(WORK REQUEST)
The required output is every entry, printed exactly as written.

+ + + + +

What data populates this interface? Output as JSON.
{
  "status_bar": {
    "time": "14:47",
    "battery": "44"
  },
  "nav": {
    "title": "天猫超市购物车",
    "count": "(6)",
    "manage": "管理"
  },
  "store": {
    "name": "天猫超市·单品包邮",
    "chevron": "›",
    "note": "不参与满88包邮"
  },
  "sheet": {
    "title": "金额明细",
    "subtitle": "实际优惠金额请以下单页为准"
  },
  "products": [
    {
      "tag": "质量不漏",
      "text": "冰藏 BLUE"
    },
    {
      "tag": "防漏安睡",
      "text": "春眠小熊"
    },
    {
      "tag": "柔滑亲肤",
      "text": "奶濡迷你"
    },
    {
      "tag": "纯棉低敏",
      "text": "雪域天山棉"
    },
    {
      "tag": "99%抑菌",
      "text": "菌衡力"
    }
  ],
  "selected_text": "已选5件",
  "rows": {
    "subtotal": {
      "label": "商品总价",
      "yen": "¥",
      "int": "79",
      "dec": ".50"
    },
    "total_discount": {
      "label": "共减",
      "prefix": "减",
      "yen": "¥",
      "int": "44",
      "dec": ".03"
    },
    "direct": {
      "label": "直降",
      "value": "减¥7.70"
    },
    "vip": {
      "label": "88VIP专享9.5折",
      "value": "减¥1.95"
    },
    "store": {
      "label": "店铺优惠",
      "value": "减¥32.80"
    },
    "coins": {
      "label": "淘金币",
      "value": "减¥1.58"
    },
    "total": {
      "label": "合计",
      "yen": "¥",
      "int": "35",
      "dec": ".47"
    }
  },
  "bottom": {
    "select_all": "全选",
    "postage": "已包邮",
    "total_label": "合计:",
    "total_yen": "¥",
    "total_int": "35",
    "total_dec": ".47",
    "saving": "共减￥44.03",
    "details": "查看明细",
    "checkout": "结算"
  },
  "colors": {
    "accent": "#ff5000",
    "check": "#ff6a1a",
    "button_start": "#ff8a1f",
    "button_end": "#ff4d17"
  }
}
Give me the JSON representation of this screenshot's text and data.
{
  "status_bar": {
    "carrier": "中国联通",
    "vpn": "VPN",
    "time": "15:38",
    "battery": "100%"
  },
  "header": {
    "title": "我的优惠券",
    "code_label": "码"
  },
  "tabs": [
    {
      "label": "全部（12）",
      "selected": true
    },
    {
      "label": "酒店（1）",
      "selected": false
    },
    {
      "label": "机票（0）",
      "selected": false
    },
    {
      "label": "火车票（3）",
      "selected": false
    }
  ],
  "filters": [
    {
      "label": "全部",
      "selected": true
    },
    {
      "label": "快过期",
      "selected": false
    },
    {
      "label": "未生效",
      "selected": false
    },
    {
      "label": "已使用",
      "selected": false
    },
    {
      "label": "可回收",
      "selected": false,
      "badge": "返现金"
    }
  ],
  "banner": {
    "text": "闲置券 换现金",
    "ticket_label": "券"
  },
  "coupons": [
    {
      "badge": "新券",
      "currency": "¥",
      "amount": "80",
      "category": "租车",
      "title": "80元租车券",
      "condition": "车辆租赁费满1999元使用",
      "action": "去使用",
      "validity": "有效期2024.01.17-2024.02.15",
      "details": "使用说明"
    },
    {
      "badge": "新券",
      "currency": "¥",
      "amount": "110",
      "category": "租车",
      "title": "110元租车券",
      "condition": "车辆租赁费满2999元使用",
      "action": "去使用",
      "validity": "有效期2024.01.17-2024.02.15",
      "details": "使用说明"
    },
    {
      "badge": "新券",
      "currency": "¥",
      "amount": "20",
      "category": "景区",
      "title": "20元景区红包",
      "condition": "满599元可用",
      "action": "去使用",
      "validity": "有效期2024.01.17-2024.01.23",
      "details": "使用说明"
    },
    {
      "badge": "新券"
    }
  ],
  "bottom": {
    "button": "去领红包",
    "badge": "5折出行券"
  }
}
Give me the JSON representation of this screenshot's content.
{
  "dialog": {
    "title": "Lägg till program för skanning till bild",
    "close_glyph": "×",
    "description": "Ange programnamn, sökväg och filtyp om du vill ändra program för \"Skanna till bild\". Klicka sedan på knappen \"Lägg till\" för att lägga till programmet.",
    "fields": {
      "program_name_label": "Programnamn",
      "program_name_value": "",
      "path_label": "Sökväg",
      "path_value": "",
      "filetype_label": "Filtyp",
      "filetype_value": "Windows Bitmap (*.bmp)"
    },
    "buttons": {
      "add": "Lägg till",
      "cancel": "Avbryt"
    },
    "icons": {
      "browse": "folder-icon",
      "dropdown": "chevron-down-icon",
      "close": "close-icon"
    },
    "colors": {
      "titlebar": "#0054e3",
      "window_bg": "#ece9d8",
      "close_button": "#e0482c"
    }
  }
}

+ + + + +

(TASK SOLUTION)
What data populates this interface? Output as JSON.
{
  "status_bar": {
    "time": "14:47",
    "battery": "44"
  },
  "nav": {
    "title": "天猫超市购物车",
    "count": "(6)",
    "manage": "管理"
  },
  "store": {
    "name": "天猫超市·单品包邮",
    "chevron": "›",
    "note": "不参与满88包邮"
  },
  "sheet": {
    "title": "金额明细",
    "subtitle": "实际优惠金额请以下单页为准"
  },
  "products": [
    {
      "tag": "质量不漏",
      "text": "冰藏 BLUE"
    },
    {
      "tag": "防漏安睡",
      "text": "春眠小熊"
    },
    {
      "tag": "柔滑亲肤",
      "text": "奶濡迷你"
    },
    {
      "tag": "纯棉低敏",
      "text": "雪域天山棉"
    },
    {
      "tag": "99%抑菌",
      "text": "菌衡力"
    }
  ],
  "selected_text": "已选5件",
  "rows": {
    "subtotal": {
      "label": "商品总价",
      "yen": "¥",
      "int": "79",
      "dec": ".50"
    },
    "total_discount": {
      "label": "共减",
      "prefix": "减",
      "yen": "¥",
      "int": "44",
      "dec": ".03"
    },
    "direct": {
      "label": "直降",
      "value": "减¥7.70"
    },
    "vip": {
      "label": "88VIP专享9.5折",
      "value": "减¥1.95"
    },
    "store": {
      "label": "店铺优惠",
      "value": "减¥32.80"
    },
    "coins": {
      "label": "淘金币",
      "value": "减¥1.58"
    },
    "total": {
      "label": "合计",
      "yen": "¥",
      "int": "35",
      "dec": ".47"
    }
  },
  "bottom": {
    "select_all": "全选",
    "postage": "已包邮",
    "total_label": "合计:",
    "total_yen": "¥",
    "total_int": "35",
    "total_dec": ".47",
    "saving": "共减￥44.03",
    "details": "查看明细",
    "checkout": "结算"
  },
  "colors": {
    "accent": "#ff5000",
    "check": "#ff6a1a",
    "button_start": "#ff8a1f",
    "button_end": "#ff4d17"
  }
}
Give me the JSON representation of this screenshot's text and data.
{
  "status_bar": {
    "carrier": "中国联通",
    "vpn": "VPN",
    "time": "15:38",
    "battery": "100%"
  },
  "header": {
    "title": "我的优惠券",
    "code_label": "码"
  },
  "tabs": [
    {
      "label": "全部（12）",
      "selected": true
    },
    {
      "label": "酒店（1）",
      "selected": false
    },
    {
      "label": "机票（0）",
      "selected": false
    },
    {
      "label": "火车票（3）",
      "selected": false
    }
  ],
  "filters": [
    {
      "label": "全部",
      "selected": true
    },
    {
      "label": "快过期",
      "selected": false
    },
    {
      "label": "未生效",
      "selected": false
    },
    {
      "label": "已使用",
      "selected": false
    },
    {
      "label": "可回收",
      "selected": false,
      "badge": "返现金"
    }
  ],
  "banner": {
    "text": "闲置券 换现金",
    "ticket_label": "券"
  },
  "coupons": [
    {
      "badge": "新券",
      "currency": "¥",
      "amount": "80",
      "category": "租车",
      "title": "80元租车券",
      "condition": "车辆租赁费满1999元使用",
      "action": "去使用",
      "validity": "有效期2024.01.17-2024.02.15",
      "details": "使用说明"
    },
    {
      "badge": "新券",
      "currency": "¥",
      "amount": "110",
      "category": "租车",
      "title": "110元租车券",
      "condition": "车辆租赁费满2999元使用",
      "action": "去使用",
      "validity": "有效期2024.01.17-2024.02.15",
      "details": "使用说明"
    },
    {
      "badge": "新券",
      "currency": "¥",
      "amount": "20",
      "category": "景区",
      "title": "20元景区红包",
      "condition": "满599元可用",
      "action": "去使用",
      "validity": "有效期2024.01.17-2024.01.23",
      "details": "使用说明"
    },
    {
      "badge": "新券"
    }
  ],
  "bottom": {
    "button": "去领红包",
    "badge": "5折出行券"
  }
}
Give me the JSON representation of this screenshot's content.
{
  "dialog": {
    "title": "Lägg till program för skanning till bild",
    "close_glyph": "×",
    "description": "Ange programnamn, sökväg och filtyp om du vill ändra program för \"Skanna till bild\". Klicka sedan på knappen \"Lägg till\" för att lägga till programmet.",
    "fields": {
      "program_name_label": "Programnamn",
      "program_name_value": "",
      "path_label": "Sökväg",
      "path_value": "",
      "filetype_label": "Filtyp",
      "filetype_value": "Windows Bitmap (*.bmp)"
    },
    "buttons": {
      "add": "Lägg till",
      "cancel": "Avbryt"
    },
    "icons": {
      "browse": "folder-icon",
      "dropdown": "chevron-down-icon",
      "close": "close-icon"
    },
    "colors": {
      "titlebar": "#0054e3",
      "window_bg": "#ece9d8",
      "close_button": "#e0482c"
    }
  }
}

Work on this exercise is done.